[EXERCISE AIM]
Filter the data for "text" and copy matching lines.

[RECORDS SUPPLIED]
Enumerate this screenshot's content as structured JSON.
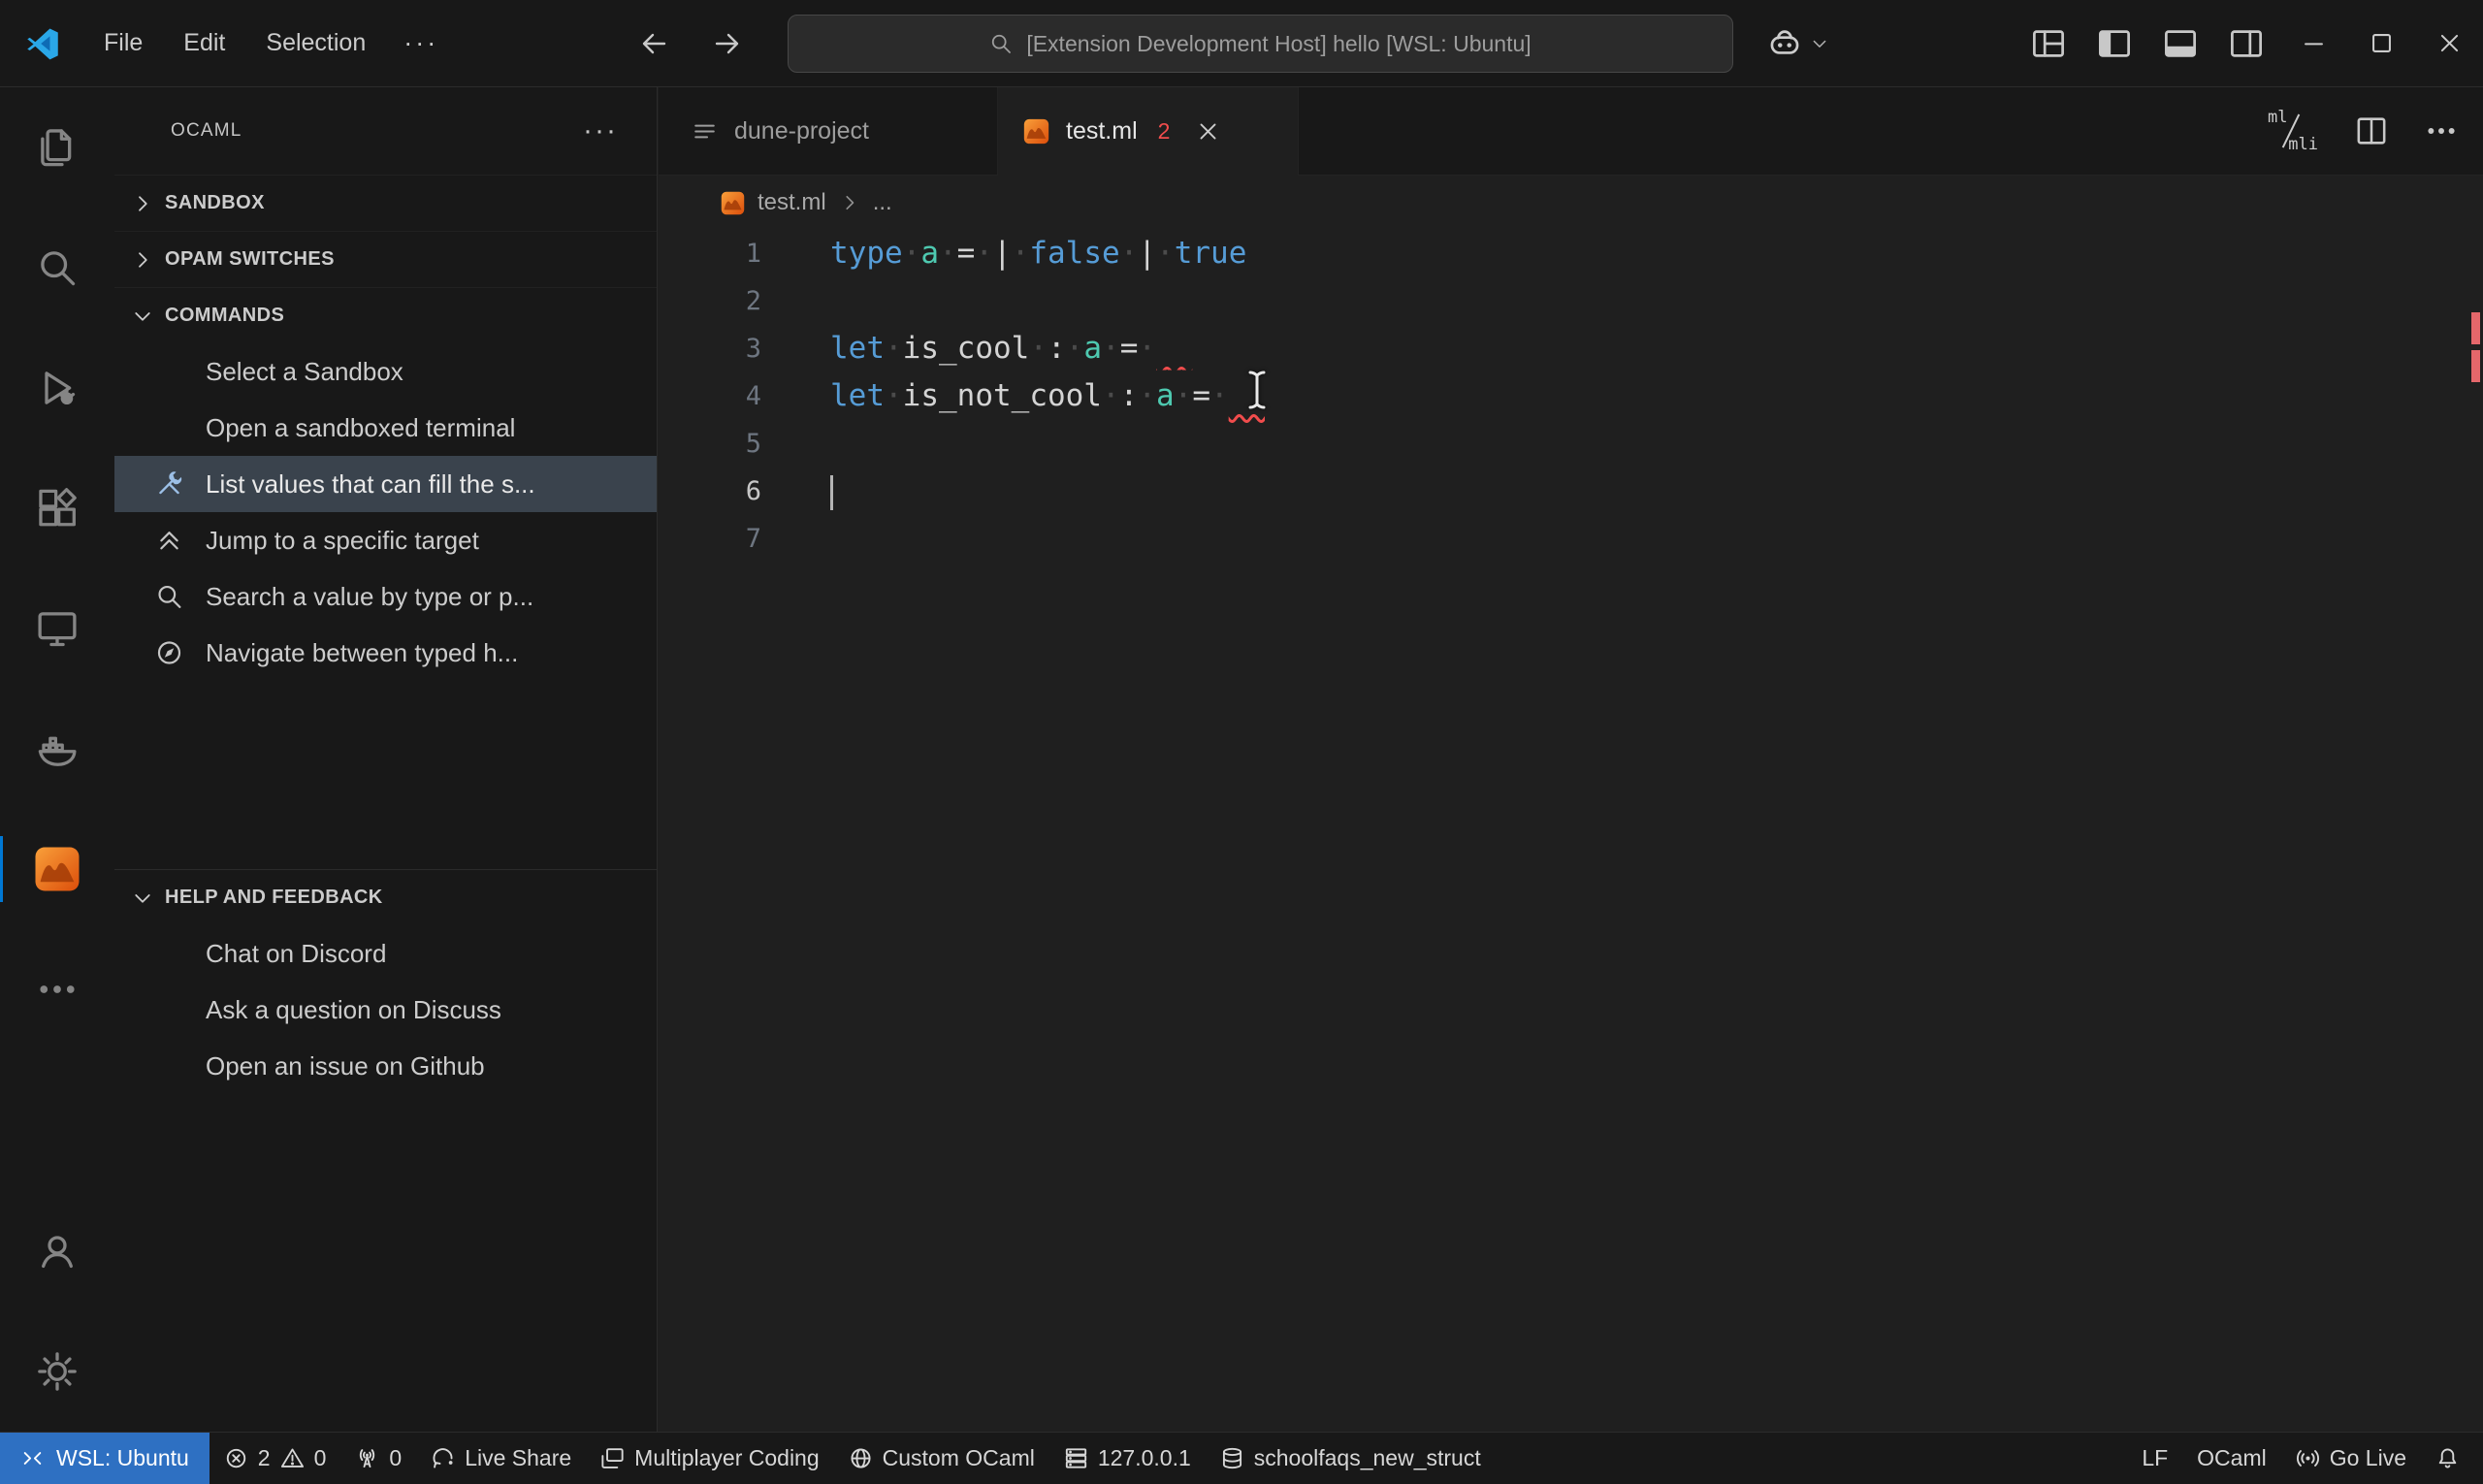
{
  "window": {
    "title": "[Extension Development Host] hello [WSL: Ubuntu]"
  },
  "title_bar": {
    "menus": [
      "File",
      "Edit",
      "Selection"
    ],
    "more_label": "···",
    "nav_icons": [
      "arrow-left",
      "arrow-right"
    ],
    "right_icons": [
      "copilot",
      "chevron-down",
      "layout",
      "layout-sidebar-left",
      "layout-panel",
      "layout-sidebar-right"
    ],
    "window_controls": [
      "minimize",
      "maximize",
      "close"
    ]
  },
  "activity_bar": {
    "top": [
      {
        "name": "explorer",
        "icon": "files"
      },
      {
        "name": "search",
        "icon": "search"
      },
      {
        "name": "run-and-debug",
        "icon": "debug"
      },
      {
        "name": "extensions",
        "icon": "extensions"
      },
      {
        "name": "remote-explorer",
        "icon": "remote-explorer"
      },
      {
        "name": "docker",
        "icon": "docker"
      },
      {
        "name": "ocaml-platform",
        "icon": "ocaml",
        "active": true
      },
      {
        "name": "more-views",
        "icon": "ellipsis"
      }
    ],
    "bottom": [
      {
        "name": "accounts",
        "icon": "account"
      },
      {
        "name": "settings",
        "icon": "gear"
      }
    ]
  },
  "sidebar": {
    "title": "OCAML",
    "actions_label": "···",
    "sections": [
      {
        "label": "SANDBOX",
        "collapsed": true
      },
      {
        "label": "OPAM SWITCHES",
        "collapsed": true
      },
      {
        "label": "COMMANDS",
        "collapsed": false,
        "items": [
          {
            "label": "Select a Sandbox"
          },
          {
            "label": "Open a sandboxed terminal"
          },
          {
            "label": "List values that can fill the s...",
            "icon": "tools",
            "selected": true
          },
          {
            "label": "Jump to a specific target",
            "icon": "fold-up"
          },
          {
            "label": "Search a value by type or p...",
            "icon": "search"
          },
          {
            "label": "Navigate between typed h...",
            "icon": "compass"
          }
        ]
      },
      {
        "label": "HELP AND FEEDBACK",
        "collapsed": false,
        "separated": true,
        "items": [
          {
            "label": "Chat on Discord"
          },
          {
            "label": "Ask a question on Discuss"
          },
          {
            "label": "Open an issue on Github"
          }
        ]
      }
    ]
  },
  "editor": {
    "tabs": [
      {
        "label": "dune-project",
        "icon": "dune",
        "active": false
      },
      {
        "label": "test.ml",
        "icon": "ocaml",
        "active": true,
        "badge": "2",
        "closable": true
      }
    ],
    "actions": [
      "ml-mli-switch",
      "split-editor",
      "more-actions"
    ],
    "ml_mli": {
      "top": "ml",
      "bottom": "mli"
    },
    "breadcrumb": {
      "file": "test.ml",
      "more": "..."
    },
    "lines": [
      {
        "num": "1",
        "tokens": [
          [
            "kw",
            "type"
          ],
          [
            "ws",
            "·"
          ],
          [
            "ty",
            "a"
          ],
          [
            "ws",
            "·"
          ],
          [
            "op",
            "="
          ],
          [
            "ws",
            "·"
          ],
          [
            "op",
            "|"
          ],
          [
            "ws",
            "·"
          ],
          [
            "kw",
            "false"
          ],
          [
            "ws",
            "·"
          ],
          [
            "op",
            "|"
          ],
          [
            "ws",
            "·"
          ],
          [
            "kw",
            "true"
          ]
        ]
      },
      {
        "num": "2",
        "tokens": []
      },
      {
        "num": "3",
        "tokens": [
          [
            "kw",
            "let"
          ],
          [
            "ws",
            "·"
          ],
          [
            "pl",
            "is_cool"
          ],
          [
            "ws",
            "·"
          ],
          [
            "op",
            ":"
          ],
          [
            "ws",
            "·"
          ],
          [
            "ty",
            "a"
          ],
          [
            "ws",
            "·"
          ],
          [
            "op",
            "="
          ],
          [
            "ws",
            "·"
          ],
          [
            "err",
            ""
          ]
        ]
      },
      {
        "num": "4",
        "tokens": [
          [
            "kw",
            "let"
          ],
          [
            "ws",
            "·"
          ],
          [
            "pl",
            "is_not_cool"
          ],
          [
            "ws",
            "·"
          ],
          [
            "op",
            ":"
          ],
          [
            "ws",
            "·"
          ],
          [
            "ty",
            "a"
          ],
          [
            "ws",
            "·"
          ],
          [
            "op",
            "="
          ],
          [
            "ws",
            "·"
          ],
          [
            "err",
            ""
          ]
        ]
      },
      {
        "num": "5",
        "tokens": []
      },
      {
        "num": "6",
        "tokens": [],
        "caret": true,
        "active": true
      },
      {
        "num": "7",
        "tokens": []
      }
    ]
  },
  "status_bar": {
    "left": [
      {
        "name": "remote",
        "accent": true,
        "parts": [
          {
            "icon": "remote"
          },
          {
            "text": "WSL: Ubuntu"
          }
        ]
      },
      {
        "name": "problems",
        "parts": [
          {
            "icon": "error"
          },
          {
            "text": "2"
          },
          {
            "icon": "warning"
          },
          {
            "text": "0"
          }
        ]
      },
      {
        "name": "ports",
        "parts": [
          {
            "icon": "radio-tower"
          },
          {
            "text": "0"
          }
        ]
      },
      {
        "name": "live-share",
        "parts": [
          {
            "icon": "live-share"
          },
          {
            "text": "Live Share"
          }
        ]
      },
      {
        "name": "multiplayer-coding",
        "parts": [
          {
            "icon": "window"
          },
          {
            "text": "Multiplayer Coding"
          }
        ]
      },
      {
        "name": "custom-ocaml",
        "parts": [
          {
            "icon": "globe"
          },
          {
            "text": "Custom OCaml"
          }
        ]
      },
      {
        "name": "server-address",
        "parts": [
          {
            "icon": "server"
          },
          {
            "text": "127.0.0.1"
          }
        ]
      },
      {
        "name": "database",
        "parts": [
          {
            "icon": "database"
          },
          {
            "text": "schoolfaqs_new_struct"
          }
        ]
      }
    ],
    "right": [
      {
        "name": "eol",
        "parts": [
          {
            "text": "LF"
          }
        ]
      },
      {
        "name": "language-mode",
        "parts": [
          {
            "text": "OCaml"
          }
        ]
      },
      {
        "name": "go-live",
        "parts": [
          {
            "icon": "broadcast"
          },
          {
            "text": "Go Live"
          }
        ]
      },
      {
        "name": "notifications",
        "parts": [
          {
            "icon": "bell"
          }
        ]
      }
    ]
  },
  "colors": {
    "accent": "#0078d4",
    "remote_bg": "#2e70c2",
    "error": "#f14c4c",
    "keyword": "#569cd6",
    "type": "#4ec9b0"
  }
}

[SOLUTION TO THIS PROBLEM]
            "text": "WSL: Ubuntu"
            "text": "2"
            "text": "0"
            "text": "0"
            "text": "Live Share"
            "text": "Multiplayer Coding"
            "text": "Custom OCaml"
            "text": "127.0.0.1"
            "text": "schoolfaqs_new_struct"
            "text": "LF"
            "text": "OCaml"
            "text": "Go Live"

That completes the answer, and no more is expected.